Q2 The respondent has answered this in his answer 4.
Q3 His evidence clearly implies that he does not question that John Lilburne has been instituted as a lector.
Q4 His evidence indicates that he accepted that the petitioner had made himself available.
Q5 The sworn evidence states that there is a waiting list. As the Tribunal accepts the respondent as unquestionably truthful, this question will not be put to him, as it would imply a suspicion of perjury.
Q6 For the same reason, this question will not be put. Moreover, the names and address of the rostered readers are of no concern to the petitioner.
Q7 This has been answered by the respondent in his answer 9.
Q13 I shall not put this question to the respondent, as it could imply that the Dean, as employer of a number of employees, does not pay just wages. The Tribunal will presume that anyone employed at the Cathedral is paid just wages. It will also presume that many persons provide voluntary services - liturgical and other - at the Cathedral, and therefore are not paid. Moreover, information about salaries and wages of individuals is confidential. Should the petitioner want to know such information, he himself should ask the individuals concerned.
Of the remaining questions, I state:
QQ8-10 I shall put these questions to the respondent, only if the petitioner can explain how they are relevant to the point at issue.
Q11 This question implies that the petitioner already knows the answers to qq. 8-10. Why should I put it?
Q12 What is the purpose of this question? Is it asking the respondent to plead guilty?
The respondent has already participated in the hearing. His cooperation was courteous and helpful. He willingly gave evidence on oath. I am of a mind that he should be treated with the upmost of respect, and therefore should be recalled to give further evidence only if really necessary.

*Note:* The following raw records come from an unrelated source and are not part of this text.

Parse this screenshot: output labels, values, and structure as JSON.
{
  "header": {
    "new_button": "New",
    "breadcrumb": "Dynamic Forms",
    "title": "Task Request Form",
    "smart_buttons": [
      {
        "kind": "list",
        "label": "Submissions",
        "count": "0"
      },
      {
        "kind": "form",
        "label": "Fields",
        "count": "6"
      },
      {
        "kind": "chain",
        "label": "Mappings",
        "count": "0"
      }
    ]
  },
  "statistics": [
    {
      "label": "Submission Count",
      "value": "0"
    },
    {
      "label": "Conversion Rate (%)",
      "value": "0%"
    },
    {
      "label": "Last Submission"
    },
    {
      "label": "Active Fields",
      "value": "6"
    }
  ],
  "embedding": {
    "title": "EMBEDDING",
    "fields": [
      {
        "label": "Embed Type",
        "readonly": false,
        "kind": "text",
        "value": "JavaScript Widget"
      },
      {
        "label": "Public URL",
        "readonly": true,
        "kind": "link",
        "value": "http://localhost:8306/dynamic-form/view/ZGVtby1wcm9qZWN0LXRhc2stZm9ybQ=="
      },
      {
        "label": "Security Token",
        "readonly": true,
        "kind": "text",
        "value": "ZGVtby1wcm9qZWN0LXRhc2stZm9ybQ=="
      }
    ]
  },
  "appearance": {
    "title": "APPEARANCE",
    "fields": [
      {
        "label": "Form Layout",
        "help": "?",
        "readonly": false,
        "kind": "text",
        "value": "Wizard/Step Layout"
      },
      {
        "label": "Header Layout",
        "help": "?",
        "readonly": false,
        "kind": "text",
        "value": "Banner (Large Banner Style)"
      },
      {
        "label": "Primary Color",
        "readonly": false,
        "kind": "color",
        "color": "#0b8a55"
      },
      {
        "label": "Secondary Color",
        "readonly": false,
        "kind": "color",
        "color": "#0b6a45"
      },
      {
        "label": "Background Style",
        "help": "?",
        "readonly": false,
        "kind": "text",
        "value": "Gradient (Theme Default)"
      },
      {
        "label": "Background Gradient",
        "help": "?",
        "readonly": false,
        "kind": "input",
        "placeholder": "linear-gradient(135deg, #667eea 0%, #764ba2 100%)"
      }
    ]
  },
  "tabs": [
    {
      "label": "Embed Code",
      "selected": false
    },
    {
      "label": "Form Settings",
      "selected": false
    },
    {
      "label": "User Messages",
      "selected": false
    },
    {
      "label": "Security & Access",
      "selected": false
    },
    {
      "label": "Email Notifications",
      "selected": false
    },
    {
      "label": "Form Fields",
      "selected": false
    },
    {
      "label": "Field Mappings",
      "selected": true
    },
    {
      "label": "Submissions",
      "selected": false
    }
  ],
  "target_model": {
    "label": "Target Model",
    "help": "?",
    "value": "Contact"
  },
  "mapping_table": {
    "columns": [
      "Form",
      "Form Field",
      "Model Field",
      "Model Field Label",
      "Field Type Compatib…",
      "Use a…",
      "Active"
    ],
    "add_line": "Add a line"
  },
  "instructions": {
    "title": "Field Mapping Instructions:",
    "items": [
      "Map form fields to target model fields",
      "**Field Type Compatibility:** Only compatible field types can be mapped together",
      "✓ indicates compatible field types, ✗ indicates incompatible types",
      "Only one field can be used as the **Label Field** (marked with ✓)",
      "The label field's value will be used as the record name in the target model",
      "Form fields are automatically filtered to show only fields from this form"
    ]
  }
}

I should be grateful to hear from you as soon as convenient.
With king regards and all good wishes,
[Signed] Ian WatersCopyright J.R. Lilburne 16 Oct 2001.